In the Saudi pavilion, Community Jameel and AEON Collective co-hosted a panel discussion to share interim findings from an ongoing study into the impact of climate change on health in the Gulf Region.  Moderated by Princess Mashael AlShalan, with remarks by Fady Jameel, the panel comprised Professor Elfatih Eltahir, head of the Eltahir Research Group at MIT; Claire Walsh from J-PAL; Greg Sixt, from J-WAFS at MIT; Ana Margarida Costa, from the King Abdullah University for Science and Technology, (KAUST) and Maimoonah Al Khalil, director of the National Observatory for Women, Princess Nourah University.

COP26 signposts the road ahead

The climate crisis is an existential threat to our way of life; and perhaps our species itself – it is an issue that affects us all, whatever our income level and wherever we call home.

Fady Jameel
Fady Jameel
Deputy President & Vice Chairman,
Abdul Latif Jameel

Experts agree that emissions must be slashed by almost half this decade to keep alive COP26’s stated goal of a world no more than 1.5o C warmer than pre-industrial levels.[17]  Luckily we have both momentum and economics on our side, with recent evidence proving that in many countries renewable energy is now cheaper than fossil fuel alternatives.[18]

COP26 might not have satisfied the expectations of all scientists and climate campaigners at Glasgow, but that was never a realistic expectation.  Despite some setbacks, it is undeniably a better outcome than many expected, and provides a powerful springboard for more stringent environmental commitments in the near future,” says Fady Jameel, Deputy President and Vice Chairman, Abdul Latif Jameel.

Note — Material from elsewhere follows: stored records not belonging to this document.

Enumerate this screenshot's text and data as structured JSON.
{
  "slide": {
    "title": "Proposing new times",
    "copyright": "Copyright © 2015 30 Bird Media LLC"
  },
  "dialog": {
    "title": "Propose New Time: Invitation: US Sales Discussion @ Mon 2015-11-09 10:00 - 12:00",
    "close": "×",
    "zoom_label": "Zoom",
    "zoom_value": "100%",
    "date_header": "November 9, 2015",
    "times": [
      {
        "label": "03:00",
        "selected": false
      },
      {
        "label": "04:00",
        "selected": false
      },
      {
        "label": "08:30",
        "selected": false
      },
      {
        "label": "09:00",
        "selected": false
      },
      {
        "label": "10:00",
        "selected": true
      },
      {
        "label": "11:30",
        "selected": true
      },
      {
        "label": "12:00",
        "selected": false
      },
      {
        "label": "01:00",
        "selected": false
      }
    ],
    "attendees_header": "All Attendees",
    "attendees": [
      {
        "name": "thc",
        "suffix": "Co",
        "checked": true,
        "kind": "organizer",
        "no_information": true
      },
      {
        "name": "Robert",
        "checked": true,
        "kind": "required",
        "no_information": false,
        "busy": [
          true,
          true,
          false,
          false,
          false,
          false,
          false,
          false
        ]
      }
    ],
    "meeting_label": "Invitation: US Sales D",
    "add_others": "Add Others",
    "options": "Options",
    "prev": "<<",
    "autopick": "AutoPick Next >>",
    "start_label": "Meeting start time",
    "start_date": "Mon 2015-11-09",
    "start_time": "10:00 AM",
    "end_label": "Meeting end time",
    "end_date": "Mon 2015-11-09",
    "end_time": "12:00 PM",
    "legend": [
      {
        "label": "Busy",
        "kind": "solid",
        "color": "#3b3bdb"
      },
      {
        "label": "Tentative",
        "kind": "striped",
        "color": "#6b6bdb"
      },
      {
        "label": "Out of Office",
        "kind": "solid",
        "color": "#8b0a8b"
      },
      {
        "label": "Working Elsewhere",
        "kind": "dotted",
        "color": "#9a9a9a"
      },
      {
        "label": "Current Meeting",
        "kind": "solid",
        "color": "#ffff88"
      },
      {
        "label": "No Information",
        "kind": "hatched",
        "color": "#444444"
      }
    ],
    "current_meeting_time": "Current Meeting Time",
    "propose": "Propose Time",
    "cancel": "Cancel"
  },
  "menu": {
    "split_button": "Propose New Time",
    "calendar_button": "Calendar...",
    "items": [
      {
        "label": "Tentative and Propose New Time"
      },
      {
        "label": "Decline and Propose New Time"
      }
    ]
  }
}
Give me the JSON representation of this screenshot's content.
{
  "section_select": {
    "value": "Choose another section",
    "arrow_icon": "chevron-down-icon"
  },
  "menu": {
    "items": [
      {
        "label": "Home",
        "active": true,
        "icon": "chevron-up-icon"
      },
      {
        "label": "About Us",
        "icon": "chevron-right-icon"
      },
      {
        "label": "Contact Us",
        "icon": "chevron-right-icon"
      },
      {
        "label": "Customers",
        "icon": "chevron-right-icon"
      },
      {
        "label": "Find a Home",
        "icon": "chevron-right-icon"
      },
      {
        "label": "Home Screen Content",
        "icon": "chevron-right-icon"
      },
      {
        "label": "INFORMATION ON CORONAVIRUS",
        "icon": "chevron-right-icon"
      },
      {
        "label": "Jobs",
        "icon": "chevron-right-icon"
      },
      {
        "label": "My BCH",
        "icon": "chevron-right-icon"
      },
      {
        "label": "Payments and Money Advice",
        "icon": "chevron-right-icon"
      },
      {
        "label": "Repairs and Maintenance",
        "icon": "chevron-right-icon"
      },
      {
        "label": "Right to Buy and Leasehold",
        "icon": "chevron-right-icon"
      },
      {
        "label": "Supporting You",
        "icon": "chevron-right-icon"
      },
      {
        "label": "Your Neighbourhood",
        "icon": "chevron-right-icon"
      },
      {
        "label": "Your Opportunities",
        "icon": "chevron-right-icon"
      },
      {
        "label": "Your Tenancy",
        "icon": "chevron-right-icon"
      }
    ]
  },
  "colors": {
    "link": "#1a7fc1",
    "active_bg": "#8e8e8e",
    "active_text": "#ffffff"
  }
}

“National pledges, combined with leveraging the power of private capital, can move us closer to that elusive 1.5o warming goal.  COP26 got this journey underway.  It is now up to all of us to ensure we reach our ultimate destination.”